Bill Cosby's $1.1 million TV salary and his take from 22 comedy LPs, films, nightclub gigs and TV spots add up to about $10 million per year. Now the 48-year-old daddy of five is working on an autobiography, Fatherhood, due this year.
In 1890, before winning his Nobel Prize for Literature, author-playwright George Bernard Shaw worked as a London music critic and made $1,258 ($14,476 today). This year TV's movie reviewer Gene Shalit, 54, who hasn't won his Nobel as yet, will get close to $700,000.
No star tripper despite her Desperately Seeking Susan smash, Rosanna Arquette, 25, keeps to a modest Hollywood Hills home with a wood stove and took a mere $400,000 for her next film, 8 Million Ways To Die.
Rock pioneer Bo Diddley, 57, signed away the rights to many of his songs back in the 1950s. Now he performs for as little as $2,500 an appearance and can't afford to keep his own backup band.
England's Alfred the Great died in 899, leaving 10 royal estates, farmland and silver, worth about $270 million in today's prices. It was a peasant's legacy compared with the present occupant of the throne. Queen Elizabeth II, 59, has a government allowance of $5.1 million this year, but her personal worth probably exceeds $2.5 billion—right-o, with a "B." From that she reportedly gets $987,000 in interest—per day.
After 12 years, Chris Evert Lloyd, 31, proved she was still a deuce of a competitor.
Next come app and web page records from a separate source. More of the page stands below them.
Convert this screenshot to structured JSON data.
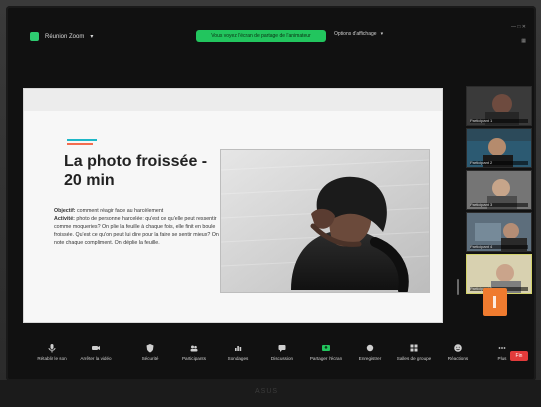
{
  "topbar": {
    "meeting_label": "Réunion Zoom",
    "share_banner": "Vous voyez l'écran de partage de l'animateur",
    "view_options": "Options d'affichage"
  },
  "slide": {
    "title": "La photo froissée - 20 min",
    "body_objective_label": "Objectif:",
    "body_objective_text": "comment réagir face au harcèlement",
    "body_activity_label": "Activité:",
    "body_activity_text": "photo de personne harcelée: qu'est ce qu'elle peut ressentir comme moqueries? On plie la feuille à chaque fois, elle finit en boule froissée. Qu'est ce qu'on peut lui dire pour la faire se sentir mieux? On note chaque compliment. On déplie la feuille."
  },
  "gallery": {
    "tiles": [
      {
        "name": "Participant 1"
      },
      {
        "name": "Participant 2"
      },
      {
        "name": "Participant 3"
      },
      {
        "name": "Participant 4"
      },
      {
        "name": "Participant 5"
      }
    ]
  },
  "toolbar": {
    "items": [
      {
        "label": "Rétablir le son"
      },
      {
        "label": "Arrêter la vidéo"
      },
      {
        "label": "Sécurité"
      },
      {
        "label": "Participants"
      },
      {
        "label": "Sondages"
      },
      {
        "label": "Discussion"
      },
      {
        "label": "Partager l'écran"
      },
      {
        "label": "Enregistrer"
      },
      {
        "label": "Salles de groupe"
      },
      {
        "label": "Réactions"
      },
      {
        "label": "Plus"
      }
    ],
    "end_label": "Fin"
  },
  "device": {
    "brand": "ASUS"
  },
  "colors": {
    "green": "#22c55e",
    "accent_teal": "#1db7c7",
    "accent_coral": "#f36d4f",
    "end_red": "#e23b3b",
    "orange": "#ef7b2f"
  }
}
Her $972,782 in 1985 prize money was second only on the women's tour to 29-year-old Martina Navratilova's take of $1.3 million.
Famine fighter Bob Geldof, 32, helped raise $92 million for Africa with the Live Aid concert and the Band Aid recording, Do They Know It's Christmas? But his fund-raising duties kept him off the rock 'n' roll concert circuit last year and reduced his own earnings to zero.
Even though it paid for her almost $2 million home in Connecticut, 34-year-old Meryl Streep's $3 million for Out of Africa makes her seem out of step. Co-star Robert Redford, 48, waltzed off with $6 million.